One result of modern agriculture and its reliance upon herbicides is the emergence of weed populations that are resistant to herbicides. All natural weed populations, regardless of the application of any herbicide, probably contain individual plants (biotypes) that are resistant to herbicides. Repeated use of any herbicide will expose weed populations to selection pressure that may lead to an increase in the number of surviving, resistant individuals in the population. Consequently, the resistant weed population may increase to the degree that adequate weed control cannot be achieved via the application of that herbicide.

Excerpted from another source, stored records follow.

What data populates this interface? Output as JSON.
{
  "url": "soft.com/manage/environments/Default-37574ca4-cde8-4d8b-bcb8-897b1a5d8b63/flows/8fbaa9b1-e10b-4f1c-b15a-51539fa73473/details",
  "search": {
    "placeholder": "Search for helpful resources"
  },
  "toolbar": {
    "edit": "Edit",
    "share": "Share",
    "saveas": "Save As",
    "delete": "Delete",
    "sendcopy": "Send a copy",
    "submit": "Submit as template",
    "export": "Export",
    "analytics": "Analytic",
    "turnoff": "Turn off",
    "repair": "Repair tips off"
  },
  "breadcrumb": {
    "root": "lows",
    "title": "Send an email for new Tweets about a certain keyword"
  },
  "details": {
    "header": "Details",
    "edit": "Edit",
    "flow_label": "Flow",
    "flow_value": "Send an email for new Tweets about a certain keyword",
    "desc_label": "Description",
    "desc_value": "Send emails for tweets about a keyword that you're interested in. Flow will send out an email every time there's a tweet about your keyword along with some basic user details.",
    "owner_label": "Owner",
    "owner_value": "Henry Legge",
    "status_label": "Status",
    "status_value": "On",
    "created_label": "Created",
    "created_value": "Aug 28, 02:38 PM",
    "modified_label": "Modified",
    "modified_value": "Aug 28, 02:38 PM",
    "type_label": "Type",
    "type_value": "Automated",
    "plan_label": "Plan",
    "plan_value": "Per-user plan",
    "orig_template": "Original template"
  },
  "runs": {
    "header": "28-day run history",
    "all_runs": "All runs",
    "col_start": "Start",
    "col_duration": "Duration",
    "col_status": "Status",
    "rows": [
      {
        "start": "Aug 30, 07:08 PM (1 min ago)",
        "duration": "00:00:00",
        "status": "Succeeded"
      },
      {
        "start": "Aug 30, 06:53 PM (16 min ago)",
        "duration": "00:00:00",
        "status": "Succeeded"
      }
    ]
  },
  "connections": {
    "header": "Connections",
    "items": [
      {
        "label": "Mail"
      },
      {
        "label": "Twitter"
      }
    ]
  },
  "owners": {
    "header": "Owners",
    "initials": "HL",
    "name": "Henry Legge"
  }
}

Through their effective use in combination with other weed control practices, herbicides are today, and will remain, an integral part of food production.
In this section you will be able to review the following information:

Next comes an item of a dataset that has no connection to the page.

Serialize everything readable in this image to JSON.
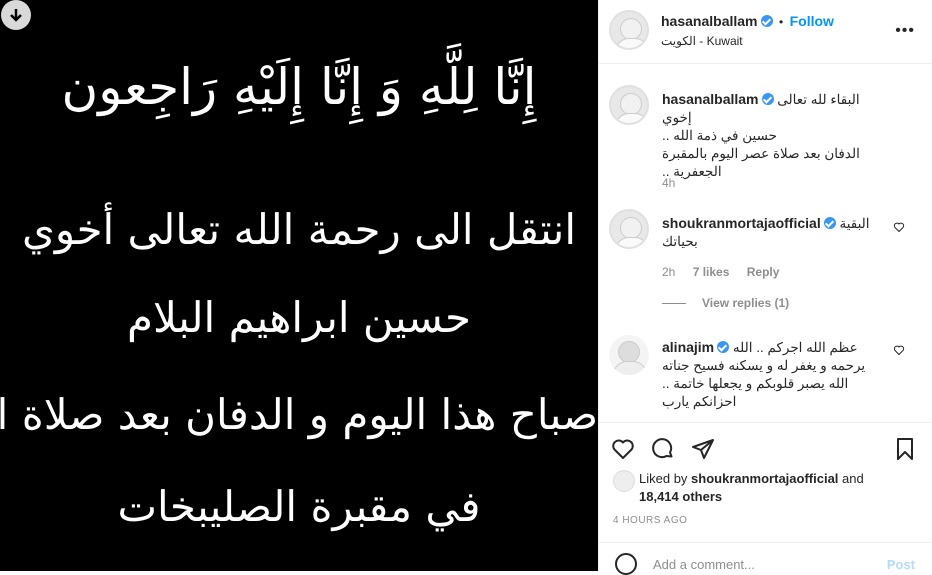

- Key factors in herbicide resistance development, including definitions of terms and the current official list of glyphosate resistant weeds (International Survey of Herbicide Resistant Weeds)

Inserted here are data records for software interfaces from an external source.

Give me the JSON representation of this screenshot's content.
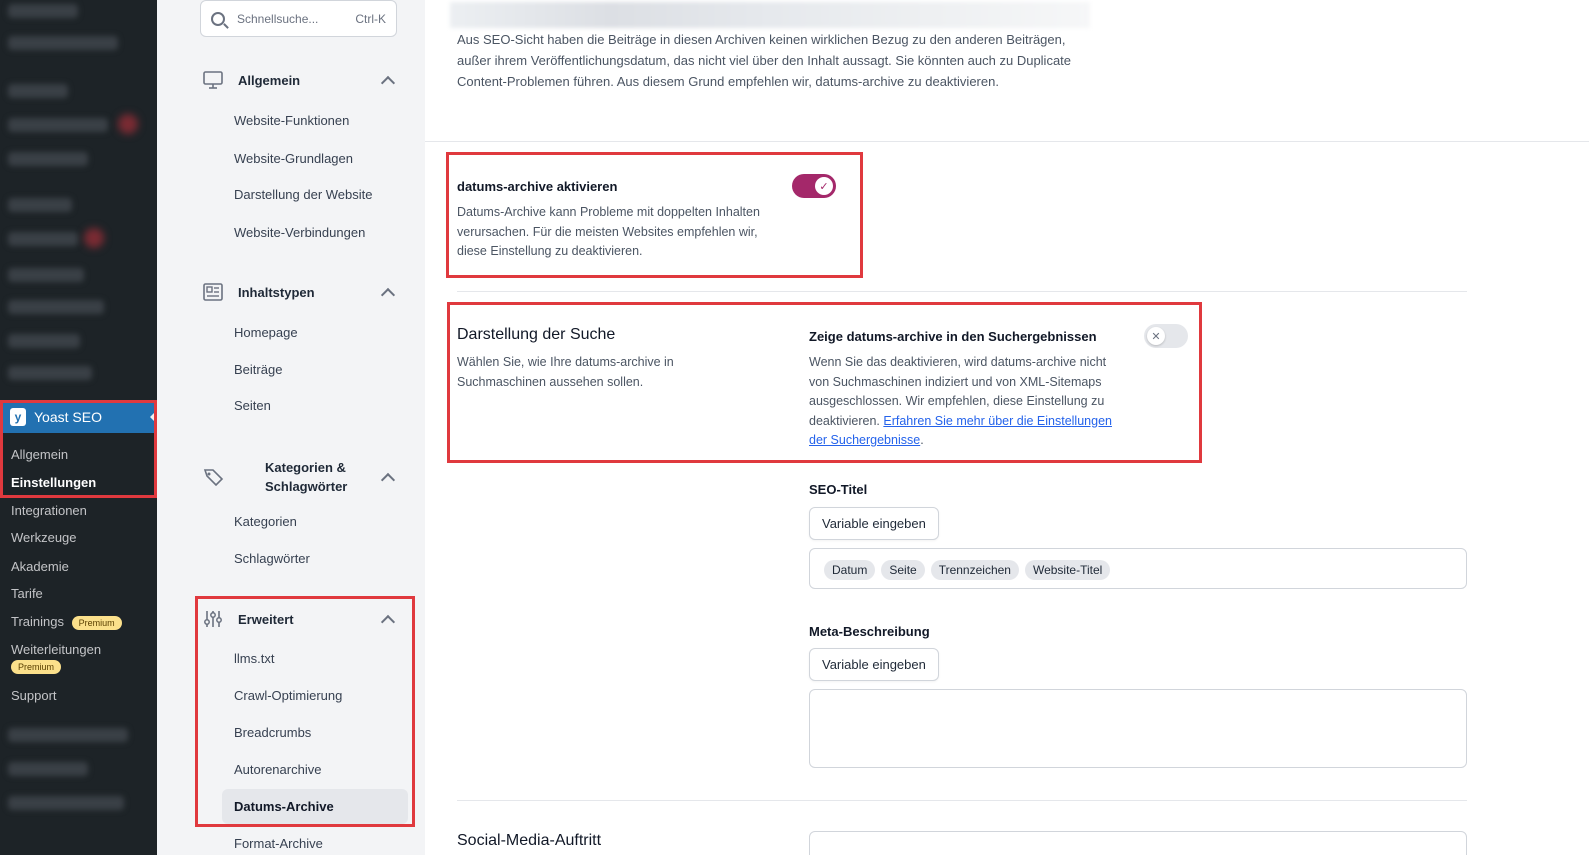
{
  "wp_menu": {
    "yoast_label": "Yoast SEO",
    "submenu": [
      {
        "label": "Allgemein"
      },
      {
        "label": "Einstellungen"
      },
      {
        "label": "Integrationen"
      },
      {
        "label": "Werkzeuge"
      },
      {
        "label": "Akademie"
      },
      {
        "label": "Tarife"
      },
      {
        "label": "Trainings",
        "badge": "Premium"
      },
      {
        "label": "Weiterleitungen",
        "badge": "Premium"
      },
      {
        "label": "Support"
      }
    ]
  },
  "settings_nav": {
    "search_placeholder": "Schnellsuche...",
    "search_shortcut": "Ctrl-K",
    "groups": [
      {
        "label": "Allgemein",
        "icon": "desktop-icon",
        "items": [
          "Website-Funktionen",
          "Website-Grundlagen",
          "Darstellung der Website",
          "Website-Verbindungen"
        ]
      },
      {
        "label": "Inhaltstypen",
        "icon": "newspaper-icon",
        "items": [
          "Homepage",
          "Beiträge",
          "Seiten"
        ]
      },
      {
        "label": "Kategorien & Schlagwörter",
        "icon": "tag-icon",
        "items": [
          "Kategorien",
          "Schlagwörter"
        ]
      },
      {
        "label": "Erweitert",
        "icon": "sliders-icon",
        "items": [
          "llms.txt",
          "Crawl-Optimierung",
          "Breadcrumbs",
          "Autorenarchive",
          "Datums-Archive",
          "Format-Archive"
        ]
      }
    ],
    "active_item": "Datums-Archive"
  },
  "main": {
    "intro_text": "Aus SEO-Sicht haben die Beiträge in diesen Archiven keinen wirklichen Bezug zu den anderen Beiträgen, außer ihrem Veröffentlichungsdatum, das nicht viel über den Inhalt aussagt. Sie könnten auch zu Duplicate Content-Problemen führen. Aus diesem Grund empfehlen wir, datums-archive zu deaktivieren.",
    "enable_setting": {
      "title": "datums-archive aktivieren",
      "description": "Datums-Archive kann Probleme mit doppelten Inhalten verursachen. Für die meisten Websites empfehlen wir, diese Einstellung zu deaktivieren.",
      "enabled": true
    },
    "search_appearance": {
      "title": "Darstellung der Suche",
      "description": "Wählen Sie, wie Ihre datums-archive in Suchmaschinen aussehen sollen.",
      "show_title": "Zeige datums-archive in den Suchergebnissen",
      "show_description": "Wenn Sie das deaktivieren, wird datums-archive nicht von Suchmaschinen indiziert und von XML-Sitemaps ausgeschlossen. Wir empfehlen, diese Einstellung zu deaktivieren.",
      "link_text": "Erfahren Sie mehr über die Einstellungen der Suchergebnisse",
      "link_suffix": ".",
      "enabled": false
    },
    "seo_title": {
      "label": "SEO-Titel",
      "button": "Variable eingeben",
      "chips": [
        "Datum",
        "Seite",
        "Trennzeichen",
        "Website-Titel"
      ]
    },
    "meta_description": {
      "label": "Meta-Beschreibung",
      "button": "Variable eingeben"
    },
    "next_section_title": "Social-Media-Auftritt"
  },
  "colors": {
    "wp_sidebar": "#1d2327",
    "wp_active": "#2271b1",
    "toggle_on": "#a4286a",
    "highlight_border": "#e0393e",
    "link": "#2563eb"
  }
}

- Field Management guidelines, including best practices and Tough-to-Control Weed Management Guidelines
- Tip and Resources which provide both university extension and grower tips on how they manage field and resistance issues and a comprehensive resources page with links to Universities, Commodity groups and other educational tools